The capacity and role of AI in public life is something that has long been imagined in popular culture. Books and films document the likelihood of robots gaining too much conscience and rapidly taking over the world. The average citizen’s lack of knowledge about the potential powers from such objects is precisely what fuels the excitement, tension, and awe. While we are amazed at such advancements in technology, we are also terrified.
Part of this fear stems from concerns about access. All countries are naturally trying to scientifically develop AI to benefit their populations. They want to access and use the most advanced technology. In the hands of a liberal democracy, such scientific usage seems malign and harmless. In the hands of a dictator, our view would be quite different.
Fear then should be related to who has control over the AI, not the technology itself. Indeed, fear of technology has now proven to be both completely irrational and also counterproductive. AI has been recently involved in helping to save lives. For example, the healthcare industry has widely use AI as part of its patient care. This can include improving diagnosis of diseases, helping to recommend treatment, and using the full range of their potential.
An argument often made against AI is the job losses it will cause. From the supermarket checkout to the driverless car, by giving tasks to robots, a job is taken away from humans. Firstly, this is bizarre. Throughout history, labour-saving devices like the washing machine have been invented to allow humans more time elsewhere, rather than physically having to wash clothes. It’s important to recognise that such technology is not a replacement, but an extension of human labour.
By AI taking on some responsibilities, the human experts have more bandwidth to engage in their area of expertise. Another worry many have about AI is the loss of humanity when making decisions. Humans have emotions and are the only individuals who can clearly, legitimately and autonomously make a decision about how society should be governed.
Again, there is minimal need for concern. AI is often able to provide a useful corrective to risk by providing more security to humans. The use of computers to analyse data and synthesis it in an effective manner remains remarkable and mind-blowing for understanding human societies and allowing development to properly take place.
One aspect where AI could be useful, according to Health Tech magazine, is in regards to streamlining electronic health record issues. The magazine reports that 60 million such queries occur each month, with the volume of data impossible to access. 23,000 people would need to be employed to simply examine patient data, all day, every day. Naturally, the chance for human error and breach of confidentiality is far higher. AI wouldn’t remove these risks, but it would most certainly reduce them.
With new situations comes the need for health organisations to adapt. The growth of new technology, both in and outside of health, has provided more chances for medical workers and allowed individuals to get the medical attention they need. Although scrutiny of robots is important, it is vital that a desire for nostalgia and regression doesn’t stop people from receiving the treatment they deserve. That truly would be fatal and actively prevent needed change from taking place.

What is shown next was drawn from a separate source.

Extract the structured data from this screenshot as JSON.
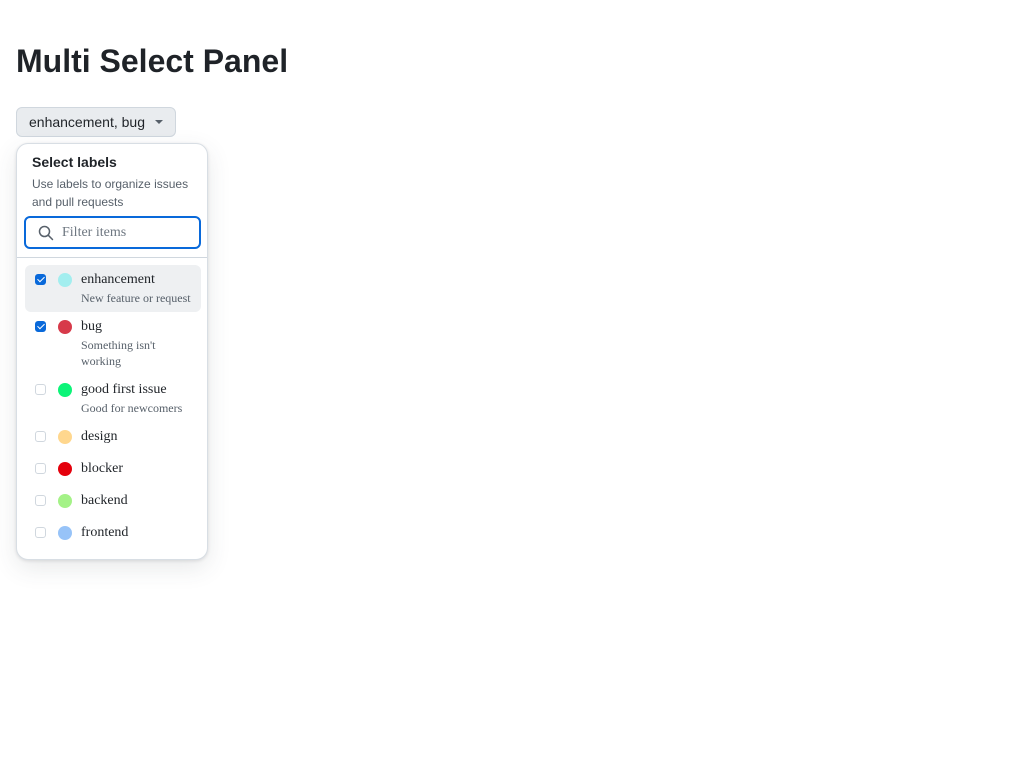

Just as human activity is regulated, so the same must be true for AI. Technology itself is morally neutral. What matters is the intended purpose for which the technology is to be used. In democracy, there are numerous checks and balances to ensure no individuals are able to gain too much control and have restraints on what power they can wield. The same must be the case for the technology.
Whatever robots are able to do, their actions and capabilities are fundamentally based on human decision. To see AI as an autonomous right in itself would be to deny the importance of human agency and what governments aim to achieve. Scrutiny is where AI understanding is most important to ensure both individuals are comfortable and necessary development can occur. That is the pathway not to utopia, but certainly one to a better society.